Posted on: 5 February 2015Share
With physical disabilities affecting more than 17 million adults in the United States, the demand for mobility equipment improvements definitely exists. Although crutches, walkers and wheelchairs meet basic mobility needs, people often crave something a little more high tech in this fast moving world. As a result, manufacturers are imagining up innovative devices that will change the way people with physical disabilities move through their home, workplace and city streets. Read on to learn more about three futuristic devices coming to the marketplace soon.
After suffering a stroke or head injury, people often have trouble controlling their gait, balance and speed while walking indoors and outdoors.

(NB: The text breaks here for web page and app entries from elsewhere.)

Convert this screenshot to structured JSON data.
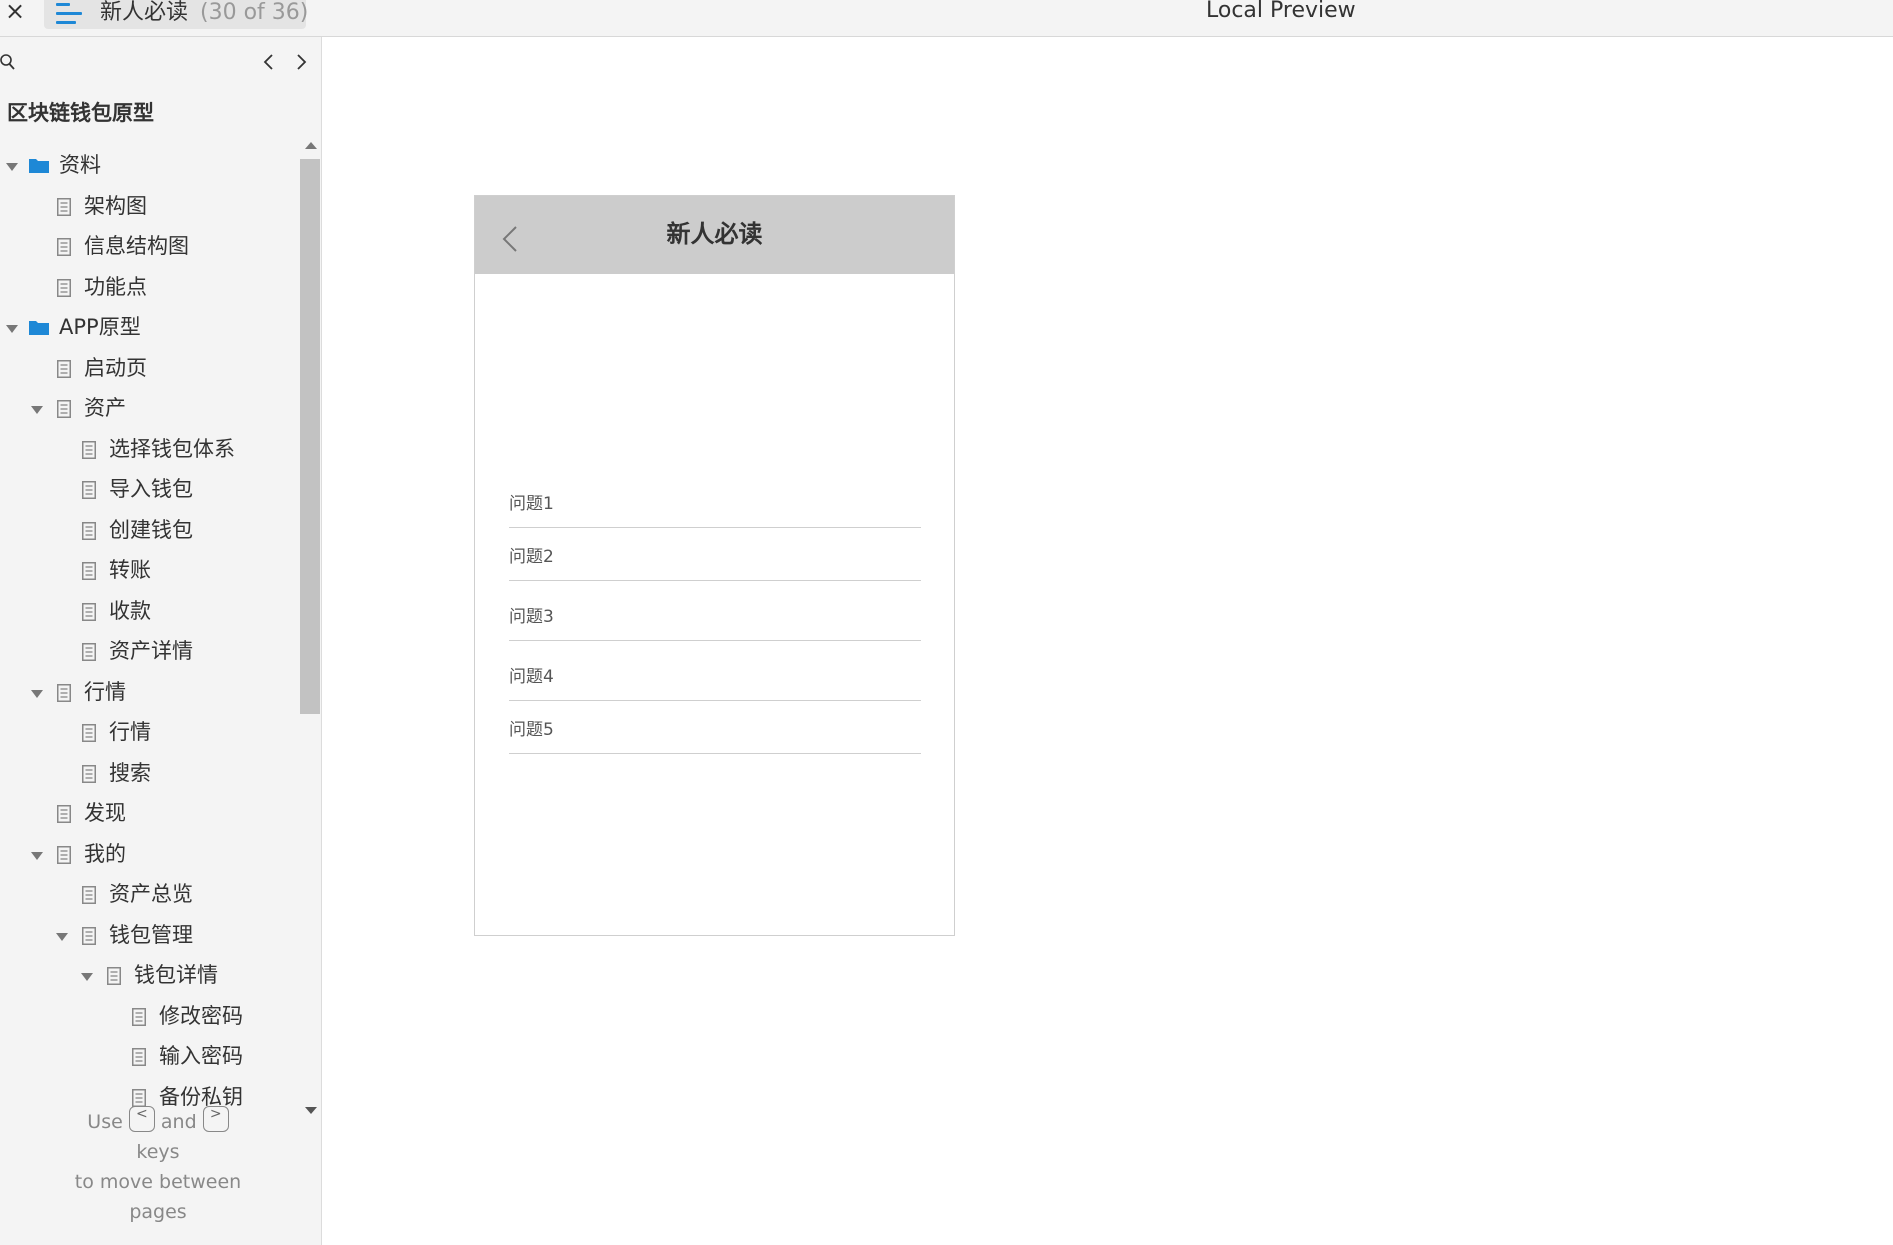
{
  "topbar": {
    "close_label": "×",
    "page_title": "新人必读",
    "page_count": "(30 of 36)",
    "preview_label": "Local Preview"
  },
  "sidebar": {
    "project_title": "区块链钱包原型",
    "tree": [
      {
        "label": "资料",
        "type": "folder",
        "level": 0,
        "expanded": true
      },
      {
        "label": "架构图",
        "type": "page",
        "level": 1
      },
      {
        "label": "信息结构图",
        "type": "page",
        "level": 1
      },
      {
        "label": "功能点",
        "type": "page",
        "level": 1
      },
      {
        "label": "APP原型",
        "type": "folder",
        "level": 0,
        "expanded": true
      },
      {
        "label": "启动页",
        "type": "page",
        "level": 1
      },
      {
        "label": "资产",
        "type": "page",
        "level": 1,
        "expanded": true
      },
      {
        "label": "选择钱包体系",
        "type": "page",
        "level": 2
      },
      {
        "label": "导入钱包",
        "type": "page",
        "level": 2
      },
      {
        "label": "创建钱包",
        "type": "page",
        "level": 2
      },
      {
        "label": "转账",
        "type": "page",
        "level": 2
      },
      {
        "label": "收款",
        "type": "page",
        "level": 2
      },
      {
        "label": "资产详情",
        "type": "page",
        "level": 2
      },
      {
        "label": "行情",
        "type": "page",
        "level": 1,
        "expanded": true
      },
      {
        "label": "行情",
        "type": "page",
        "level": 2
      },
      {
        "label": "搜索",
        "type": "page",
        "level": 2
      },
      {
        "label": "发现",
        "type": "page",
        "level": 1
      },
      {
        "label": "我的",
        "type": "page",
        "level": 1,
        "expanded": true
      },
      {
        "label": "资产总览",
        "type": "page",
        "level": 2
      },
      {
        "label": "钱包管理",
        "type": "page",
        "level": 2,
        "expanded": true
      },
      {
        "label": "钱包详情",
        "type": "page",
        "level": 3,
        "expanded": true
      },
      {
        "label": "修改密码",
        "type": "page",
        "level": 4
      },
      {
        "label": "输入密码",
        "type": "page",
        "level": 4
      },
      {
        "label": "备份私钥",
        "type": "page",
        "level": 4
      }
    ],
    "help": {
      "use": "Use",
      "prev_key": "<",
      "and": "and",
      "next_key": ">",
      "line2": "keys",
      "line3": "to move between",
      "line4": "pages"
    }
  },
  "phone": {
    "title": "新人必读",
    "questions": [
      "问题1",
      "问题2",
      "问题3",
      "问题4",
      "问题5"
    ]
  },
  "colors": {
    "accent_blue": "#1e88d6",
    "header_gray": "#cccccc",
    "sidebar_bg": "#f4f4f4"
  },
  "icons": {
    "close": "close-icon",
    "menu": "menu-icon",
    "search": "search-icon",
    "prev": "chevron-left-icon",
    "next": "chevron-right-icon",
    "folder": "folder-icon",
    "page": "page-icon",
    "back": "back-chevron-icon"
  }
}
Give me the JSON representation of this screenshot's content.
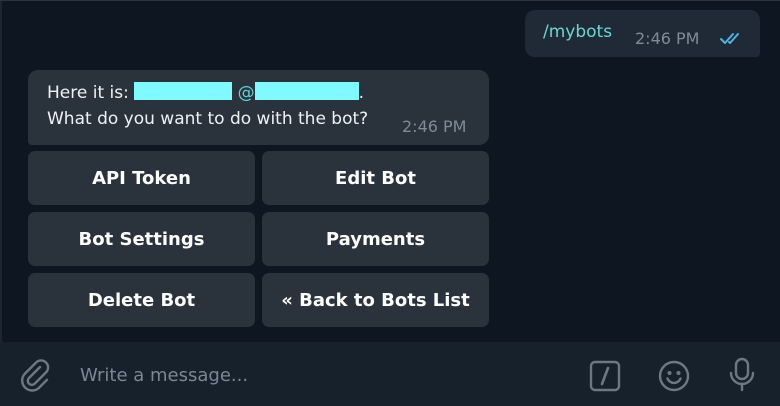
{
  "outgoing_message": {
    "text": "/mybots",
    "time": "2:46 PM",
    "status_icon": "double-check-icon"
  },
  "incoming_message": {
    "prefix": "Here it is: ",
    "at": "@",
    "suffix": ".",
    "line2": "What do you want to do with the bot?",
    "time": "2:46 PM"
  },
  "keyboard": {
    "buttons": [
      {
        "label": "API Token"
      },
      {
        "label": "Edit Bot"
      },
      {
        "label": "Bot Settings"
      },
      {
        "label": "Payments"
      },
      {
        "label": "Delete Bot"
      },
      {
        "label": "« Back to Bots List"
      }
    ]
  },
  "composer": {
    "placeholder": "Write a message...",
    "icons": [
      "paperclip-icon",
      "slash-command-icon",
      "emoji-icon",
      "microphone-icon"
    ]
  },
  "colors": {
    "background": "#0e1621",
    "bubble": "#2a323c",
    "accent_text": "#6ad8d2",
    "redaction": "#7ffbff",
    "check": "#4fb3e8"
  }
}
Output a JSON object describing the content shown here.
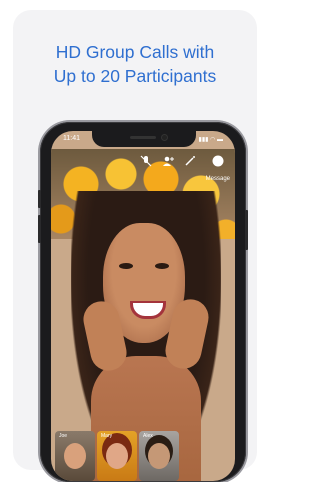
{
  "headline": {
    "line1": "HD Group Calls with",
    "line2": "Up to 20 Participants"
  },
  "status_bar": {
    "time": "11:41"
  },
  "call_controls": {
    "mute_icon": "mic-off-icon",
    "add_user_icon": "add-user-icon",
    "effects_icon": "wand-icon",
    "close_icon": "close-icon",
    "label": "Message"
  },
  "participants": [
    {
      "name": "Joe"
    },
    {
      "name": "Mary"
    },
    {
      "name": "Alex"
    }
  ],
  "colors": {
    "headline": "#2f6fd0",
    "card_background": "#f3f3f5"
  }
}
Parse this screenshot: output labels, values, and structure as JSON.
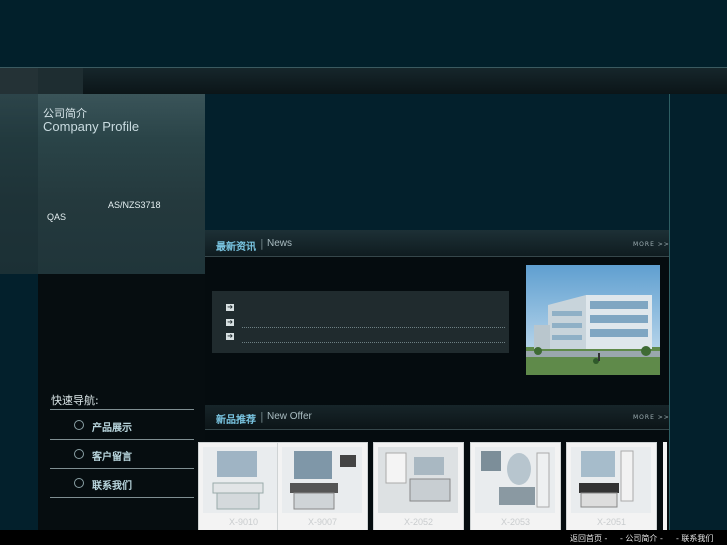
{
  "profile": {
    "title": "公司简介",
    "subtitle": "Company Profile",
    "cert": "AS/NZS3718",
    "qas": "QAS"
  },
  "quick_nav": {
    "title": "快速导航:",
    "items": [
      {
        "label": "产品展示"
      },
      {
        "label": "客户留言"
      },
      {
        "label": "联系我们"
      }
    ]
  },
  "news": {
    "title": "最新资讯",
    "separator": "|",
    "subtitle": "News",
    "more": "MORE >>"
  },
  "offer": {
    "title": "新品推荐",
    "separator": "|",
    "subtitle": "New Offer",
    "more": "MORE >>",
    "products": [
      {
        "code": "X-9010"
      },
      {
        "code": "X-9007"
      },
      {
        "code": "X-2052"
      },
      {
        "code": "X-2053"
      },
      {
        "code": "X-2051"
      }
    ]
  },
  "footer": {
    "links": [
      "返回首页 -",
      "- 公司简介 -",
      "- 联系我们"
    ]
  },
  "colors": {
    "page_bg": "#03202c",
    "accent": "#79c4e0",
    "panel": "#060d10"
  }
}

As a result, moving around without a cane or walker puts these patients in danger of falling and injuring themselves further.
Thankfully, researchers are developing a walking assistant device that can help patients recover from their injury or illness faster. To use this interesting device, patients simply slip the wearable framework over the hips and legs. The equipment uses a series of sensors and motors to assist the patient's body in standing upright and moving forward in a balanced manner.
Since this device is still in development, patients would like use it to strengthen their body at physical therapy rather than use it at home. While at home, it still makes sense to use a less intrusive cane or walker for support.
Motorized Unicycle Seat
Some illnesses cause fatigue or weakness that limits the distance patients can walk without assistance. Injuries to the back, hips and knees can also restrict walking distances considerably. Normally, these patients would use crutches, walkers or wheelchairs to move around. Although these devices work well for their intended use, patients may want something a little more stylish.
Researchers are developing a powered unicycle that requires minimal input from patients to move from place to place. Users simply lean in the desired direction to pilot the cycle to the intended destination. Despite appearances, this mobility device is incredibly stable and easy to use. Unlike traditional motorized wheelchairs, this small device easily packs away in the truck for transport from place to place.
People with permanent physical disabilities may need to invest in a full time mobility device, such as a motorized wheelchair. The device needs to easily move around the home and city without causing undue stress or frustration. Unfortunately, typical motorized wheelchairs definitely have their limitations, especially over rough terrain or around tight corners.
Researchers decided to approach this problem anew by creating a chair with four small wheels and tons of power. The reworked front wheels can even move through deep sand or gravel without the risk of tipping over. Furthermore, the re-imagined wheelchair utilizes an electric motor that propels the device to a top speed of 5.5 miles per hour. The chair also looks as sleek as it feels with an ergonomically designed seat, back and footrest.
Researchers work toward creating mobility devices that seamlessly work in real life situations. Many of the ergonomic design improvements can already be obtained on modern mobility devices from sites like http://www.twincitystairlifts.com. For example, crutches made from lightweight aluminum materials feature shock absorbers at the foot, wrist and armpit to make maneuvering around the home more comfortable than ever before. In addition, GPS equipment attached to walkers help people navigate their way around without assistance.
The ability to personalize mobility devices to each individual's distinct needs provides a feeling of independence. Although the above devices may be out of the price range at first, the technological advancements used in their creation will spread to common devices as consumer demand increases. The fusion of smart digital designs and mobility equipment will continue to advance to help people retain their normal abilities and continue living life after injury or illness strikes.